* DIRECTIONS FOR THIS TASK
Give the count of lines in the records below that contain "value", and say nothing more.

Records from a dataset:
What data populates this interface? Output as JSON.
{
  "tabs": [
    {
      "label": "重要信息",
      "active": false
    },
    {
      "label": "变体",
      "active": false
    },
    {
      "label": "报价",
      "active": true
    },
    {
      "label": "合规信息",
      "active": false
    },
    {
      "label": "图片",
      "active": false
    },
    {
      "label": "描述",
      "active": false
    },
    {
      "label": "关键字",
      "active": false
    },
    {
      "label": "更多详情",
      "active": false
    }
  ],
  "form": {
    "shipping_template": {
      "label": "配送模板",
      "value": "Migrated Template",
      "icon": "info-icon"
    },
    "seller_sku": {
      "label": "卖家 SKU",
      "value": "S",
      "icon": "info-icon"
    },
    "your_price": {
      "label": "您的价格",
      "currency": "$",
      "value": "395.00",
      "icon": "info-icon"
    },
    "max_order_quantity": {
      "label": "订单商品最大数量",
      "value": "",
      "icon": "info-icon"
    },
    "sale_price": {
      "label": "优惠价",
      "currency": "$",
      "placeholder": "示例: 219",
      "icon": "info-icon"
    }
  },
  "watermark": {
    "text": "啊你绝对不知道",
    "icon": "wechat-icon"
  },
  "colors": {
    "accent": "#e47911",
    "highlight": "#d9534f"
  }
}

* ANSWER TO THE EXERCISE
4